Over the years, critics argued certain requirements were whittled away and some companies were bringing few or low-paying jobs with little benefits. Some, including a coalition of interfaith leaders with The Metropolitan Organization, Central Texas Interfaith and Texas Industrial Areas Foundation Organizations, have called out the program as “corporate welfare” and for leaving the rest of the Texas taxpayers to essentially “make up the difference.”Read more
Rev. Paul Skeith from SoCo Episcopal Community and Central Texas Interfaith (CTI) testified at the Travis County Commissioners Court to advocate that any private company receiving public tax subsidies from the county pay living wages, benefits, a career track, and strategy to hire locally. The Court subsequently adopted these and other worker safety measures as part of a package advocated by CTI congregations and member institutions including Workers Defense Project, LIUNA, and Central Texas Building Trades.
On Tuesday the Travis County Commissioners Court held a discussion on “Project Silicon Silver,” widely speculated to be the alias for chipmaking giant Samsung’s development contract. The discussion centered around acceptance of the preliminary application, along with a corresponding $150,000 fee paid out to the county by the developer.
The county is considering providing financial benefits in exchange for Samsung’s adherence to worker protection, wage, compensation, OSHA requirements and more.
Several citizen callers also stressed the need for county stipulations, including a living wage indexed to cost of living, local employee minimums and health insurance benefits for employees.
Father Paul Skeith of SoCo Episcopal Community advocated for all of the above issues, in addition to the opportunity for employees to rise within the company.

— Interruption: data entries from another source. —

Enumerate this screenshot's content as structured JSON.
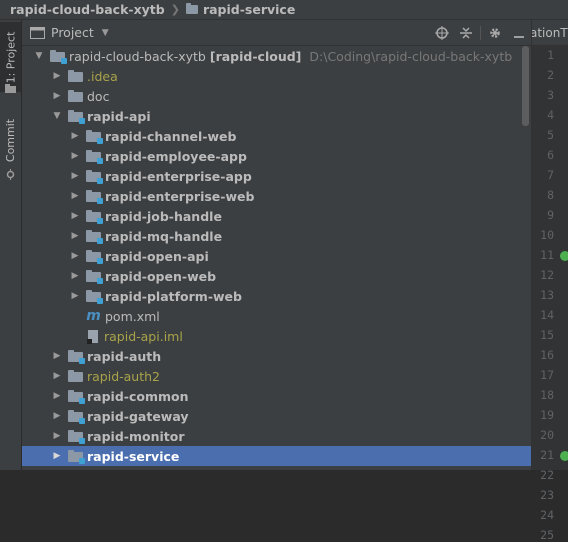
{
  "breadcrumb": {
    "root": "rapid-cloud-back-xytb",
    "child": "rapid-service"
  },
  "left_tabs": {
    "project": "1: Project",
    "commit": "Commit"
  },
  "panel": {
    "title": "Project",
    "tools": [
      "locate-icon",
      "collapse-icon",
      "settings-icon",
      "hide-icon"
    ]
  },
  "tree": [
    {
      "level": 0,
      "arrow": "down",
      "icon": "module-folder",
      "label": "rapid-cloud-back-xytb",
      "tag": "[rapid-cloud]",
      "path": "D:\\Coding\\rapid-cloud-back-xytb",
      "style": "normal"
    },
    {
      "level": 1,
      "arrow": "right",
      "icon": "folder",
      "label": ".idea",
      "style": "olive"
    },
    {
      "level": 1,
      "arrow": "right",
      "icon": "folder",
      "label": "doc",
      "style": "normal"
    },
    {
      "level": 1,
      "arrow": "down",
      "icon": "module-folder",
      "label": "rapid-api",
      "style": "bold"
    },
    {
      "level": 2,
      "arrow": "right",
      "icon": "module-folder",
      "label": "rapid-channel-web",
      "style": "bold"
    },
    {
      "level": 2,
      "arrow": "right",
      "icon": "module-folder",
      "label": "rapid-employee-app",
      "style": "bold"
    },
    {
      "level": 2,
      "arrow": "right",
      "icon": "module-folder",
      "label": "rapid-enterprise-app",
      "style": "bold"
    },
    {
      "level": 2,
      "arrow": "right",
      "icon": "module-folder",
      "label": "rapid-enterprise-web",
      "style": "bold"
    },
    {
      "level": 2,
      "arrow": "right",
      "icon": "module-folder",
      "label": "rapid-job-handle",
      "style": "bold"
    },
    {
      "level": 2,
      "arrow": "right",
      "icon": "module-folder",
      "label": "rapid-mq-handle",
      "style": "bold"
    },
    {
      "level": 2,
      "arrow": "right",
      "icon": "module-folder",
      "label": "rapid-open-api",
      "style": "bold"
    },
    {
      "level": 2,
      "arrow": "right",
      "icon": "module-folder",
      "label": "rapid-open-web",
      "style": "bold"
    },
    {
      "level": 2,
      "arrow": "right",
      "icon": "module-folder",
      "label": "rapid-platform-web",
      "style": "bold"
    },
    {
      "level": 2,
      "arrow": "none",
      "icon": "maven",
      "label": "pom.xml",
      "style": "normal"
    },
    {
      "level": 2,
      "arrow": "none",
      "icon": "iml",
      "label": "rapid-api.iml",
      "style": "olive"
    },
    {
      "level": 1,
      "arrow": "right",
      "icon": "module-folder",
      "label": "rapid-auth",
      "style": "bold"
    },
    {
      "level": 1,
      "arrow": "right",
      "icon": "folder",
      "label": "rapid-auth2",
      "style": "olive"
    },
    {
      "level": 1,
      "arrow": "right",
      "icon": "module-folder",
      "label": "rapid-common",
      "style": "bold"
    },
    {
      "level": 1,
      "arrow": "right",
      "icon": "module-folder",
      "label": "rapid-gateway",
      "style": "bold"
    },
    {
      "level": 1,
      "arrow": "right",
      "icon": "module-folder",
      "label": "rapid-monitor",
      "style": "bold"
    },
    {
      "level": 1,
      "arrow": "right",
      "icon": "module-folder",
      "label": "rapid-service",
      "style": "bold",
      "selected": true
    }
  ],
  "editor": {
    "tab_label": "ationT",
    "line_numbers": [
      "1",
      "2",
      "3",
      "4",
      "5",
      "6",
      "7",
      "8",
      "9",
      "10",
      "11",
      "12",
      "13",
      "14",
      "15",
      "16",
      "17",
      "18",
      "19",
      "20",
      "21",
      "22",
      "23",
      "24",
      "25"
    ],
    "gutter_icon_lines": [
      11,
      21
    ]
  },
  "colors": {
    "selection": "#4b6eaf",
    "excluded_text": "#a8a34a",
    "background": "#3c3f41"
  }
}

Jessica Wolff with Workers Defense Project highlighted the strengths of the development standards, citing the local hiring requirement, construction training requirement and anti-retaliation provisions, and called for the standards set in this policy to become the county norm.
”We recognize this is a great first step and there’s still more work to be done,” Wolff said.
Central Texas Interfaith & Austin Apartment Association Call for $100 Billion in Emergency Rental Relief Nationwide
After distributing $1.2 million in May, the City of Austin’s Neighborhood Housing and Community Development Department announced Tuesday $17.75 million will be available to help renters in the second round of the Relief of Emergency Needs for Tenants (RENT) Program.
The city will use a lottery system to pick funding recipients, so for people like Carlota Garcia with Central Texas Interfaith, the worry is about those who won’t get picked.
“No longer are we able to borrow from friends or borrow from family, savings accounts have been pillaged, there is no cushion left for people,” she said. “This moment has the potential to become disastrous.”
She said the state and the federal government should create a plan that gets those in need help beyond the next six months.
“In order for us to be able to prevent families from falling into starvation, or worse, we really need to have the federal government step up, as well as the statewide government..."
[Photo: Footage by KXAN]
Joint Statement on Emergency Rental Relief, Central Texas Interfaith & Austin Apartment Association
Amidst Deliberation Over $14.7M Taxpayer Subsidy for Tesla, Central TX Interfaith Calls for Living Wages
[Excerpts from Community Impact & Austin Monitor]
Travis County commissioners continue to consider a plan to offer electric automaker Tesla millions of dollars in economic incentives to build a factory in eastern Travis County, but with no date yet announced for a decision on the matter. If approved, Tesla could receive nearly $14.7 million in property tax rebates across 10 years with additional rebates in the 10 years following.
At the commissioners' June 30 meeting, Travis County community members again phoned in to voice support and concern regarding the proposed incentives. Several speakers encouraged the county to leverage for greater worker wage and protection commitments.
"We are skeptical. Numerous studies have shown that local governments rarely if ever receive benefits commensurate with what incentives cost, and, despite what they say, businesses rarely if ever give incentives much weight when deciding where to locate," said [Rev.] Michael
Floyd, who spoke on behalf of Central Texas Interfaith....
Floyd...pointed out that even at the average wage cited by Tesla, a family of three would still qualify for Travis County Rental Assistance. Currently, people earning 150 to 250 percent of the federal poverty income guidelines, or $31,580 to $54,300, qualify to receive rental assistance from the county due to an expansion in eligibility requirements resulting from Covid-19.
[Photo Credit: Courtesy Tesla via Community Impact]
County Development Incentive for Tesla Sees More Support, Austin Monitor [pdf]